- J. Linsley Gressitt
Published Online: 21 MAR 2013
Copyright © 1967 by the American Geophysical Union.
Entomology of Antarctica
How to Cite
Wise, K. A. J. (1967) Collembola (Springtails), in Entomology of Antarctica (ed J. L. Gressitt), American Geophysical Union, Washington, D. C.. doi: 10.1029/AR010p0123
- Published Online: 21 MAR 2013
- Published Print: 1 JAN 1967
Print ISBN: 9780875901107
Online ISBN: 9781118668696

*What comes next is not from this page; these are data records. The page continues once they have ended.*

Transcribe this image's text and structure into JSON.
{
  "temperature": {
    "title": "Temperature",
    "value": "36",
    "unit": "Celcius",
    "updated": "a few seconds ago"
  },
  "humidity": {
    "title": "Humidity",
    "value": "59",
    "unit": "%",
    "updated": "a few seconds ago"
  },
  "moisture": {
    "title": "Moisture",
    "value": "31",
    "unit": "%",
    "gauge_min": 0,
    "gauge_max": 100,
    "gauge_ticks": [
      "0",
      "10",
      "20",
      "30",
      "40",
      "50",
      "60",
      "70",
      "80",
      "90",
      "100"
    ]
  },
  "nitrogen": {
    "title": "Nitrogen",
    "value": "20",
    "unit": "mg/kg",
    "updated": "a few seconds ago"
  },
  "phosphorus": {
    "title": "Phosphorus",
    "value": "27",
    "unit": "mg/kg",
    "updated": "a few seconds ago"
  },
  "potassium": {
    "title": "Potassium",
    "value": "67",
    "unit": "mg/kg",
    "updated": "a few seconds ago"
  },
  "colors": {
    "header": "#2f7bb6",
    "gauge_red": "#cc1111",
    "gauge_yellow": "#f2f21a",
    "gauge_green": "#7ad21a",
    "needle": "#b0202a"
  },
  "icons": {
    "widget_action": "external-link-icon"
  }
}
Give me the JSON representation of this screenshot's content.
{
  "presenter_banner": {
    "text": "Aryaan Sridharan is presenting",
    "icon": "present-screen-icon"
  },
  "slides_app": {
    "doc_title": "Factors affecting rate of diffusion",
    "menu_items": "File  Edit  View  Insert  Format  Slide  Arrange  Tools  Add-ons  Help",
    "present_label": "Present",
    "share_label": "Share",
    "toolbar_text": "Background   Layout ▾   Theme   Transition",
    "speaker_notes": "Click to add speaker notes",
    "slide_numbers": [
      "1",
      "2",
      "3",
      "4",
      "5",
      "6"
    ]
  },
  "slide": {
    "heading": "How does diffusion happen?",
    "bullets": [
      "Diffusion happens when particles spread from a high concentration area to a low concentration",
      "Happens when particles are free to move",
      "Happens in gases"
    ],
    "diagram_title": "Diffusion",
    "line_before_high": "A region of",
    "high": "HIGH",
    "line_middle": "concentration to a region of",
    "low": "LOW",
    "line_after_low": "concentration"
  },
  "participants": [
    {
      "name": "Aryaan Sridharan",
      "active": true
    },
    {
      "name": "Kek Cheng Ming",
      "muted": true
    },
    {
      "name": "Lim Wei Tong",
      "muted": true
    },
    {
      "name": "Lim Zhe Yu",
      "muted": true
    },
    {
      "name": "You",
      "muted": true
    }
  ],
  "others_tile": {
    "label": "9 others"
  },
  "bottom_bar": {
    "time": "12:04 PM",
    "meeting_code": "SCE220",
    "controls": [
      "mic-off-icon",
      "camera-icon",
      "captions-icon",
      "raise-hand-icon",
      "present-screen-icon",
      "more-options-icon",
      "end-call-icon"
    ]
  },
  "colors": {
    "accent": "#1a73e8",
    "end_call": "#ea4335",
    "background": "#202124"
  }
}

The Collembola of the antarctic continent, S. Shetland Is., Balleny L, S. Orkney Is., and S. Sandwich Is. are treated in this paper. Following the discovery of Collembola on the offshore islands of the Antarctic Peninsula in 1898 by a Belgian Expedition, and a similar discovery on the continent in the Ross Sea sector by a British Expedition in 1899, Collembola have been collected by various expeditions. The 1958–59 summer season saw the beginning of research on these animals. In the 1959–60 season, specimens were collected at the Beardmore Glacier within 660 km of the South Pole, and in 1964–65, farther south at the Shackleton Glacier. The 17 species of Collembola recognized in the taxonomic section of this paper belong to 13 genera of four families in two suborders. One new genus and three new species are described from the antarctic continent and some new records are given for Antarctica and the S. Orkney Is. There are five endemic and eight indigenous genera in Antarctica—five endemic and six indigenous to the continent, six indigenous to S. Shetland Is. of the named species, nine are endemic, three indigenous to the continent, two endemic and six indigenous to S. Shetland Is. Four species of four genera are recorded on the S. Orkney Is. and one species on S. Sandwich Is. While the distributions of some species are extended, those of some are reduced following re-examination of specimens and published records. It seems possible that the present Antarctic collembolan fauna originated through both relict and postglacially introduced species.